**PROBLEM DETAILS:** Among the entries below, find the lines with the word "this" and copy them.

Collected data entries

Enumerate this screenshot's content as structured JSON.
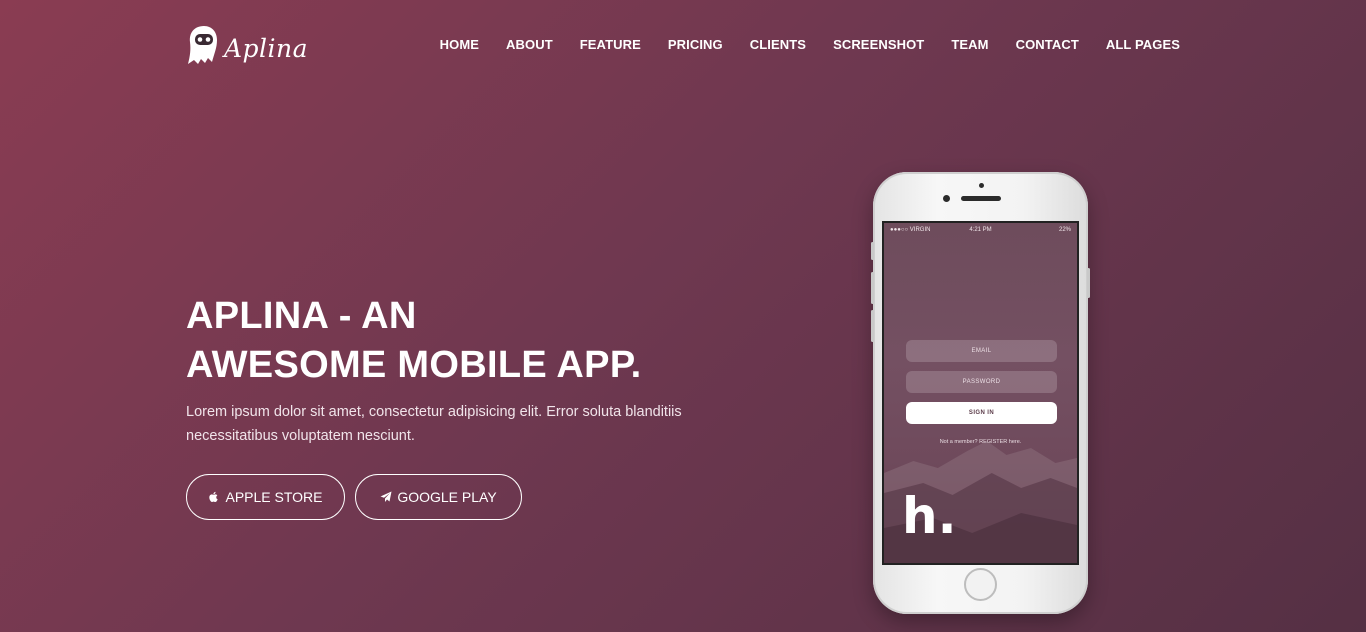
{
  "brand": {
    "name": "Aplina",
    "logo_icon": "robot-ghost-icon"
  },
  "nav": {
    "items": [
      "HOME",
      "ABOUT",
      "FEATURE",
      "PRICING",
      "CLIENTS",
      "SCREENSHOT",
      "TEAM",
      "CONTACT",
      "ALL PAGES"
    ]
  },
  "hero": {
    "title_line1": "APLINA - AN",
    "title_line2": "AWESOME MOBILE APP.",
    "description": "Lorem ipsum dolor sit amet, consectetur adipisicing elit. Error soluta blanditiis necessitatibus voluptatem nesciunt.",
    "buttons": {
      "apple": {
        "label": "APPLE STORE",
        "icon": "apple-icon"
      },
      "google": {
        "label": "GOOGLE PLAY",
        "icon": "paper-plane-icon"
      }
    }
  },
  "phone": {
    "status": {
      "carrier": "●●●○○ VIRGIN",
      "time": "4:21 PM",
      "battery": "22%"
    },
    "email_placeholder": "EMAIL",
    "password_placeholder": "PASSWORD",
    "signin_label": "SIGN IN",
    "register_text": "Not a member? REGISTER here.",
    "app_logo": "h."
  },
  "colors": {
    "bg_start": "#8a3c52",
    "bg_end": "#553044",
    "text": "#ffffff"
  }
}
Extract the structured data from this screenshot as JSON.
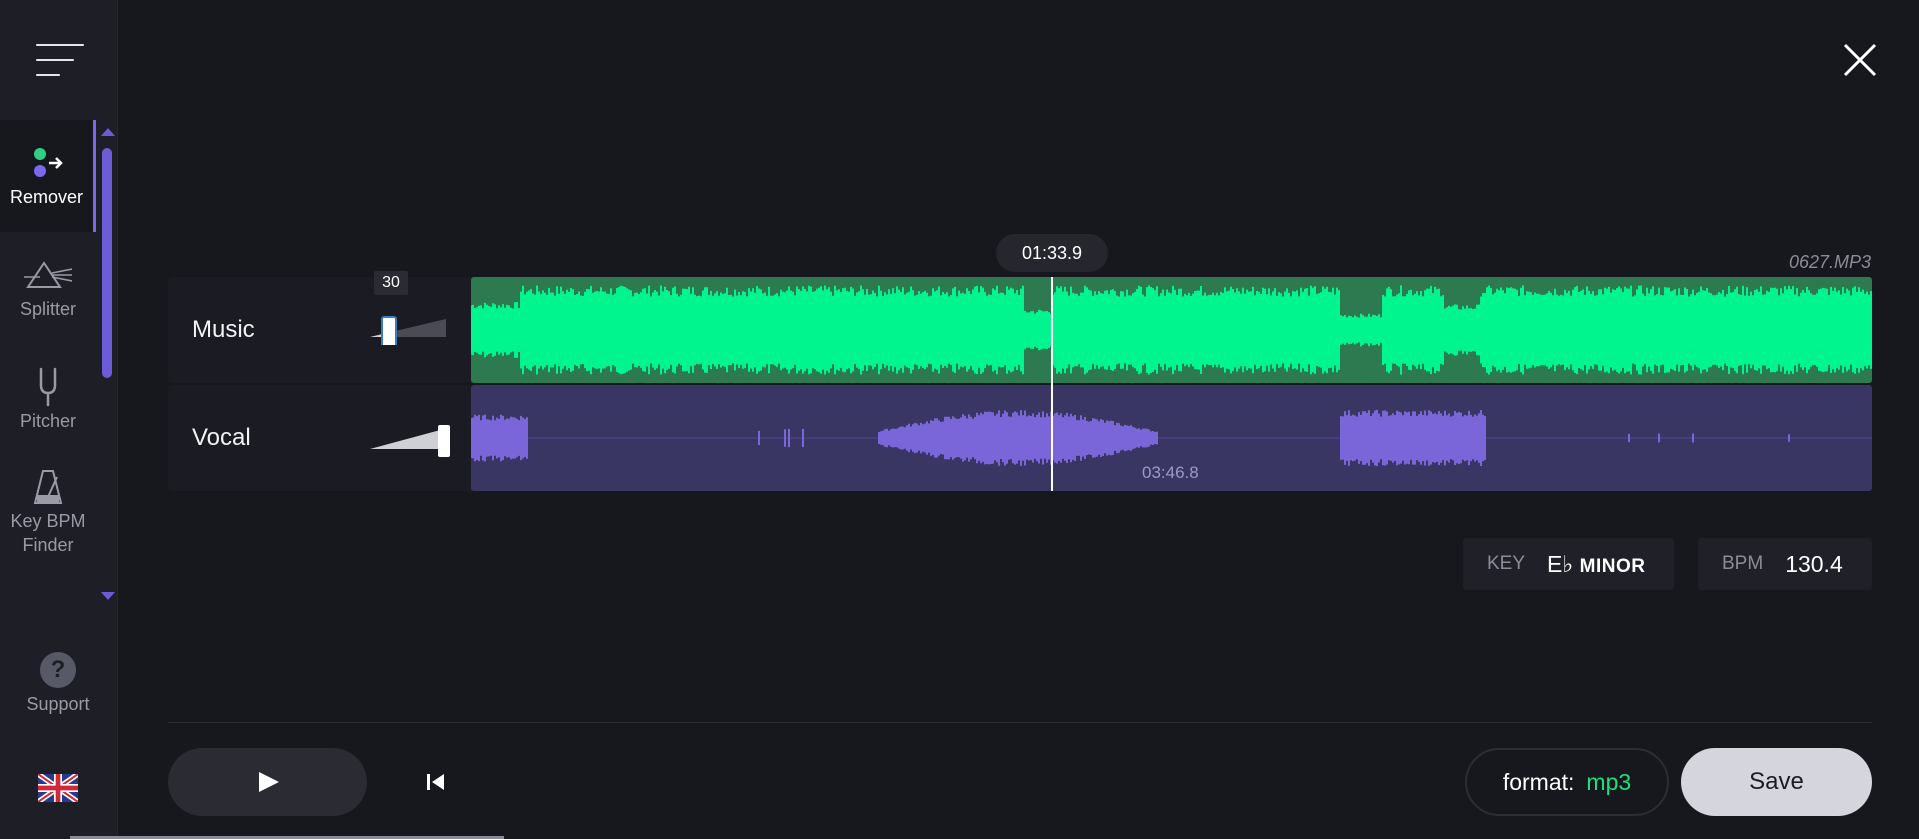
{
  "sidebar": {
    "items": [
      {
        "label": "Remover",
        "icon": "remover-icon",
        "active": true
      },
      {
        "label": "Splitter",
        "icon": "prism-icon"
      },
      {
        "label": "Pitcher",
        "icon": "tuning-fork-icon"
      },
      {
        "label": "Key BPM Finder",
        "icon": "metronome-icon"
      }
    ],
    "support_label": "Support",
    "language_icon": "uk-flag-icon"
  },
  "player": {
    "current_time": "01:33.9",
    "filename": "0627.MP3",
    "duration": "03:46.8",
    "tracks": [
      {
        "label": "Music",
        "volume": 30,
        "volume_tooltip": "30",
        "color": "#00f58e"
      },
      {
        "label": "Vocal",
        "volume": 100,
        "color": "#7a66d8"
      }
    ]
  },
  "analysis": {
    "key_label": "KEY",
    "key_note": "E♭",
    "key_mode": "MINOR",
    "bpm_label": "BPM",
    "bpm_value": "130.4"
  },
  "controls": {
    "format_label": "format:",
    "format_value": "mp3",
    "save_label": "Save"
  },
  "colors": {
    "accent": "#6c5cd8",
    "music_wave": "#00f58e",
    "vocal_wave": "#7a66d8",
    "background": "#17181e"
  }
}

**SOLUTION TO THE PROBLEM:**
Enumerate this screenshot's content as structured JSON.
Extract the structured data from this screenshot as JSON.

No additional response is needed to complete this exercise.